• **THE TASK**:
Reproduce every record below exactly as written, but leave out any pictures.

• **MATERIAL FOR THIS TASK**:
_ _ _ _ _
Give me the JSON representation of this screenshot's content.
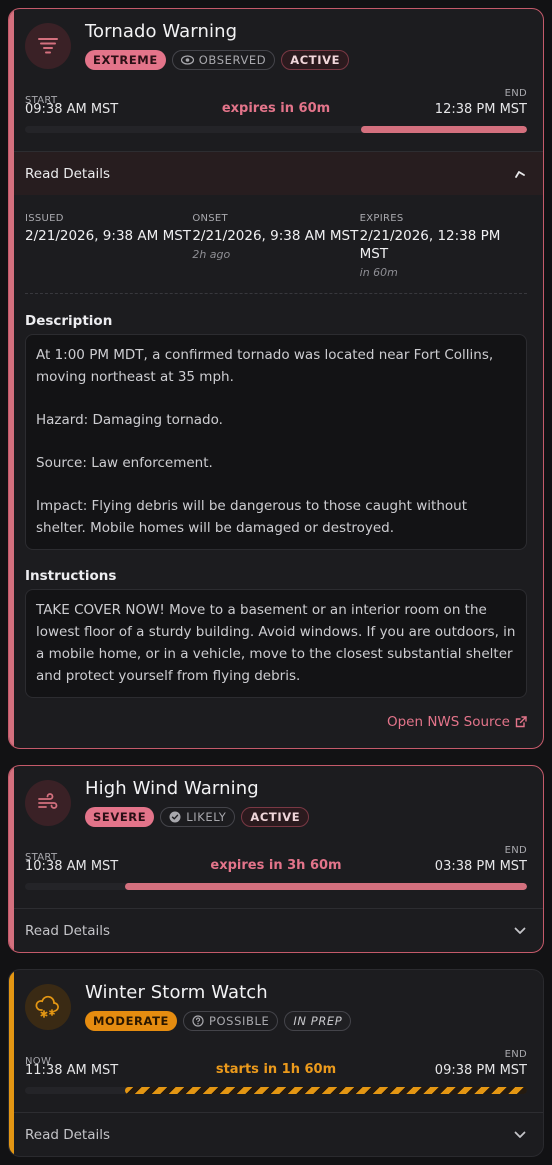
{
  "alerts": [
    {
      "icon": "tornado-icon",
      "title": "Tornado Warning",
      "severity": "EXTREME",
      "certainty": "OBSERVED",
      "status": "ACTIVE",
      "start_label": "START",
      "start_time": "09:38 AM MST",
      "countdown": "expires in 60m",
      "end_label": "END",
      "end_time": "12:38 PM MST",
      "remaining_fraction": 0.33,
      "details_label": "Read Details",
      "details_expanded": true,
      "issued_label": "ISSUED",
      "issued": "2/21/2026, 9:38 AM MST",
      "onset_label": "ONSET",
      "onset": "2/21/2026, 9:38 AM MST",
      "onset_relative": "2h ago",
      "expires_label": "EXPIRES",
      "expires": "2/21/2026, 12:38 PM MST",
      "expires_relative": "in 60m",
      "description_heading": "Description",
      "description": [
        "At 1:00 PM MDT, a confirmed tornado was located near Fort Collins, moving northeast at 35 mph.",
        "Hazard: Damaging tornado.",
        "Source: Law enforcement.",
        "Impact: Flying debris will be dangerous to those caught without shelter. Mobile homes will be damaged or destroyed."
      ],
      "instructions_heading": "Instructions",
      "instructions": "TAKE COVER NOW! Move to a basement or an interior room on the lowest floor of a sturdy building. Avoid windows. If you are outdoors, in a mobile home, or in a vehicle, move to the closest substantial shelter and protect yourself from flying debris.",
      "source_link": "Open NWS Source"
    },
    {
      "icon": "wind-icon",
      "title": "High Wind Warning",
      "severity": "SEVERE",
      "certainty": "LIKELY",
      "status": "ACTIVE",
      "start_label": "START",
      "start_time": "10:38 AM MST",
      "countdown": "expires in 3h 60m",
      "end_label": "END",
      "end_time": "03:38 PM MST",
      "remaining_fraction": 0.8,
      "details_label": "Read Details",
      "details_expanded": false
    },
    {
      "icon": "snow-cloud-icon",
      "title": "Winter Storm Watch",
      "severity": "MODERATE",
      "certainty": "POSSIBLE",
      "status": "IN PREP",
      "start_label": "NOW",
      "start_time": "11:38 AM MST",
      "countdown": "starts in 1h 60m",
      "end_label": "END",
      "end_time": "09:38 PM MST",
      "remaining_fraction": 0.8,
      "details_label": "Read Details",
      "details_expanded": false
    }
  ],
  "colors": {
    "extreme": "#e3748a",
    "moderate": "#e58c10",
    "card_bg": "#1c1c1f"
  }
}
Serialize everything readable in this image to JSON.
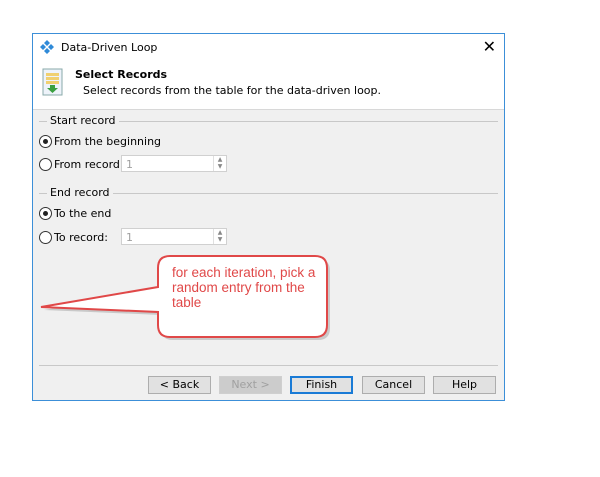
{
  "window": {
    "title": "Data-Driven Loop",
    "close": "✕"
  },
  "header": {
    "title": "Select Records",
    "subtitle": "Select records from the table for the data-driven loop."
  },
  "start": {
    "label": "Start record",
    "opt1": "From the beginning",
    "opt2": "From record:",
    "value": "1",
    "selected": "From the beginning"
  },
  "end": {
    "label": "End record",
    "opt1": "To the end",
    "opt2": "To record:",
    "value": "1",
    "selected": "To the end"
  },
  "buttons": {
    "back": "< Back",
    "next": "Next >",
    "finish": "Finish",
    "cancel": "Cancel",
    "help": "Help"
  },
  "annotation": {
    "text": "for each iteration, pick a random entry from the table",
    "color": "#e04848"
  }
}
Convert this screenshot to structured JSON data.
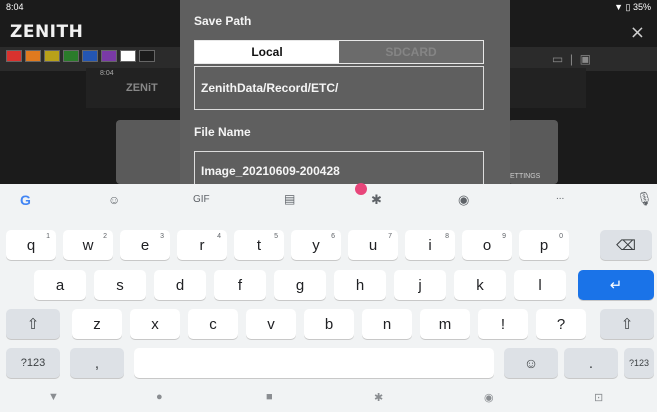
{
  "status": {
    "time": "8:04",
    "battery": "35%"
  },
  "app": {
    "logo": "ZENITH",
    "close": "×",
    "mini_time": "8:04",
    "mini_logo": "ZENiT",
    "settings_label": "ETTINGS"
  },
  "swatches": [
    "#d8322e",
    "#e07a1f",
    "#b8a11a",
    "#2a7c2a",
    "#2456b3",
    "#7a3aa6",
    "#ffffff",
    "#1b1b1b"
  ],
  "dialog": {
    "save_path_label": "Save Path",
    "tab_local": "Local",
    "tab_sdcard": "SDCARD",
    "path_value": "ZenithData/Record/ETC/",
    "file_name_label": "File Name",
    "file_name_value": "Image_20210609-200428"
  },
  "keyboard": {
    "suggestions": {
      "gif": "GIF",
      "more": "..."
    },
    "row1": [
      {
        "k": "q",
        "n": "1"
      },
      {
        "k": "w",
        "n": "2"
      },
      {
        "k": "e",
        "n": "3"
      },
      {
        "k": "r",
        "n": "4"
      },
      {
        "k": "t",
        "n": "5"
      },
      {
        "k": "y",
        "n": "6"
      },
      {
        "k": "u",
        "n": "7"
      },
      {
        "k": "i",
        "n": "8"
      },
      {
        "k": "o",
        "n": "9"
      },
      {
        "k": "p",
        "n": "0"
      }
    ],
    "row2": [
      "a",
      "s",
      "d",
      "f",
      "g",
      "h",
      "j",
      "k",
      "l"
    ],
    "row3": [
      "z",
      "x",
      "c",
      "v",
      "b",
      "n",
      "m",
      "!",
      "?"
    ],
    "symbols": "?123",
    "comma": ",",
    "period": ".",
    "enter": "↵",
    "shift": "⇧",
    "backspace": "⌫"
  }
}
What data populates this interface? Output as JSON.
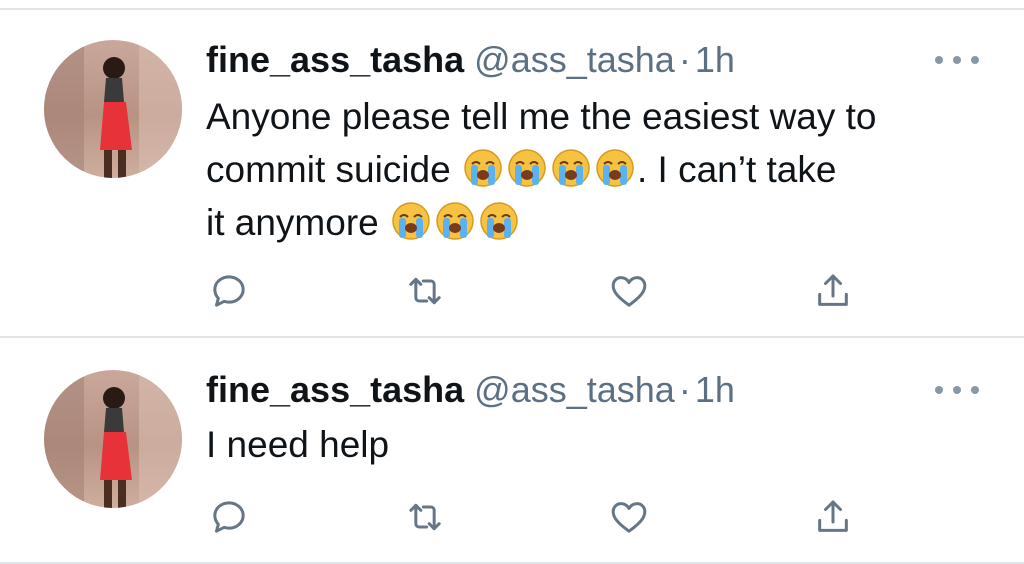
{
  "colors": {
    "name": "#0f1419",
    "secondary": "#5b7083",
    "icon": "#657786",
    "divider": "#e1e4e8",
    "background": "#ffffff"
  },
  "icons": {
    "reply": "reply-icon",
    "retweet": "retweet-icon",
    "like": "heart-icon",
    "share": "share-icon",
    "more": "more-icon",
    "emoji": "loudly-crying-face-emoji"
  },
  "tweets": [
    {
      "display_name": "fine_ass_tasha",
      "handle": "@ass_tasha",
      "separator": "·",
      "time": "1h",
      "text_line1": "Anyone please tell me the easiest way to",
      "text_line2_before": "commit suicide",
      "text_line2_after": ". I can’t take",
      "text_line3": "it anymore",
      "emoji_char": "😭"
    },
    {
      "display_name": "fine_ass_tasha",
      "handle": "@ass_tasha",
      "separator": "·",
      "time": "1h",
      "text": "I need help"
    }
  ]
}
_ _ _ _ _
• **YOUR SOLUTION**:
Give me the JSON representation of this screenshot's content.
{
  "alerts": [
    {
      "icon": "tornado-icon",
      "title": "Tornado Warning",
      "severity": "EXTREME",
      "certainty": "OBSERVED",
      "status": "ACTIVE",
      "start_label": "START",
      "start_time": "09:38 AM MST",
      "countdown": "expires in 60m",
      "end_label": "END",
      "end_time": "12:38 PM MST",
      "remaining_fraction": 0.33,
      "details_label": "Read Details",
      "details_expanded": true,
      "issued_label": "ISSUED",
      "issued": "2/21/2026, 9:38 AM MST",
      "onset_label": "ONSET",
      "onset": "2/21/2026, 9:38 AM MST",
      "onset_relative": "2h ago",
      "expires_label": "EXPIRES",
      "expires": "2/21/2026, 12:38 PM MST",
      "expires_relative": "in 60m",
      "description_heading": "Description",
      "description": [
        "At 1:00 PM MDT, a confirmed tornado was located near Fort Collins, moving northeast at 35 mph.",
        "Hazard: Damaging tornado.",
        "Source: Law enforcement.",
        "Impact: Flying debris will be dangerous to those caught without shelter. Mobile homes will be damaged or destroyed."
      ],
      "instructions_heading": "Instructions",
      "instructions": "TAKE COVER NOW! Move to a basement or an interior room on the lowest floor of a sturdy building. Avoid windows. If you are outdoors, in a mobile home, or in a vehicle, move to the closest substantial shelter and protect yourself from flying debris.",
      "source_link": "Open NWS Source"
    },
    {
      "icon": "wind-icon",
      "title": "High Wind Warning",
      "severity": "SEVERE",
      "certainty": "LIKELY",
      "status": "ACTIVE",
      "start_label": "START",
      "start_time": "10:38 AM MST",
      "countdown": "expires in 3h 60m",
      "end_label": "END",
      "end_time": "03:38 PM MST",
      "remaining_fraction": 0.8,
      "details_label": "Read Details",
      "details_expanded": false
    },
    {
      "icon": "snow-cloud-icon",
      "title": "Winter Storm Watch",
      "severity": "MODERATE",
      "certainty": "POSSIBLE",
      "status": "IN PREP",
      "start_label": "NOW",
      "start_time": "11:38 AM MST",
      "countdown": "starts in 1h 60m",
      "end_label": "END",
      "end_time": "09:38 PM MST",
      "remaining_fraction": 0.8,
      "details_label": "Read Details",
      "details_expanded": false
    }
  ],
  "colors": {
    "extreme": "#e3748a",
    "moderate": "#e58c10",
    "card_bg": "#1c1c1f"
  }
}
Serialize everything readable in this image to JSON.
{
  "window": {
    "title": "Data-Driven Loop",
    "close": "✕"
  },
  "header": {
    "title": "Select Records",
    "subtitle": "Select records from the table for the data-driven loop."
  },
  "start": {
    "label": "Start record",
    "opt1": "From the beginning",
    "opt2": "From record:",
    "value": "1",
    "selected": "From the beginning"
  },
  "end": {
    "label": "End record",
    "opt1": "To the end",
    "opt2": "To record:",
    "value": "1",
    "selected": "To the end"
  },
  "buttons": {
    "back": "< Back",
    "next": "Next >",
    "finish": "Finish",
    "cancel": "Cancel",
    "help": "Help"
  },
  "annotation": {
    "text": "for each iteration, pick a random entry from the table",
    "color": "#e04848"
  }
}
Convert this screenshot to structured JSON data.
{
  "status": {
    "time": "8:04",
    "battery": "35%"
  },
  "app": {
    "logo": "ZENITH",
    "close": "×",
    "mini_time": "8:04",
    "mini_logo": "ZENiT",
    "settings_label": "ETTINGS"
  },
  "swatches": [
    "#d8322e",
    "#e07a1f",
    "#b8a11a",
    "#2a7c2a",
    "#2456b3",
    "#7a3aa6",
    "#ffffff",
    "#1b1b1b"
  ],
  "dialog": {
    "save_path_label": "Save Path",
    "tab_local": "Local",
    "tab_sdcard": "SDCARD",
    "path_value": "ZenithData/Record/ETC/",
    "file_name_label": "File Name",
    "file_name_value": "Image_20210609-200428"
  },
  "keyboard": {
    "suggestions": {
      "gif": "GIF",
      "more": "..."
    },
    "row1": [
      {
        "k": "q",
        "n": "1"
      },
      {
        "k": "w",
        "n": "2"
      },
      {
        "k": "e",
        "n": "3"
      },
      {
        "k": "r",
        "n": "4"
      },
      {
        "k": "t",
        "n": "5"
      },
      {
        "k": "y",
        "n": "6"
      },
      {
        "k": "u",
        "n": "7"
      },
      {
        "k": "i",
        "n": "8"
      },
      {
        "k": "o",
        "n": "9"
      },
      {
        "k": "p",
        "n": "0"
      }
    ],
    "row2": [
      "a",
      "s",
      "d",
      "f",
      "g",
      "h",
      "j",
      "k",
      "l"
    ],
    "row3": [
      "z",
      "x",
      "c",
      "v",
      "b",
      "n",
      "m",
      "!",
      "?"
    ],
    "symbols": "?123",
    "comma": ",",
    "period": ".",
    "enter": "↵",
    "shift": "⇧",
    "backspace": "⌫"
  }
}
What data populates this interface? Output as JSON.
{
  "colors": {
    "name": "#0f1419",
    "secondary": "#5b7083",
    "icon": "#657786",
    "divider": "#e1e4e8",
    "background": "#ffffff"
  },
  "icons": {
    "reply": "reply-icon",
    "retweet": "retweet-icon",
    "like": "heart-icon",
    "share": "share-icon",
    "more": "more-icon",
    "emoji": "loudly-crying-face-emoji"
  },
  "tweets": [
    {
      "display_name": "fine_ass_tasha",
      "handle": "@ass_tasha",
      "separator": "·",
      "time": "1h",
      "text_line1": "Anyone please tell me the easiest way to",
      "text_line2_before": "commit suicide",
      "text_line2_after": ". I can’t take",
      "text_line3": "it anymore",
      "emoji_char": "😭"
    },
    {
      "display_name": "fine_ass_tasha",
      "handle": "@ass_tasha",
      "separator": "·",
      "time": "1h",
      "text": "I need help"
    }
  ]
}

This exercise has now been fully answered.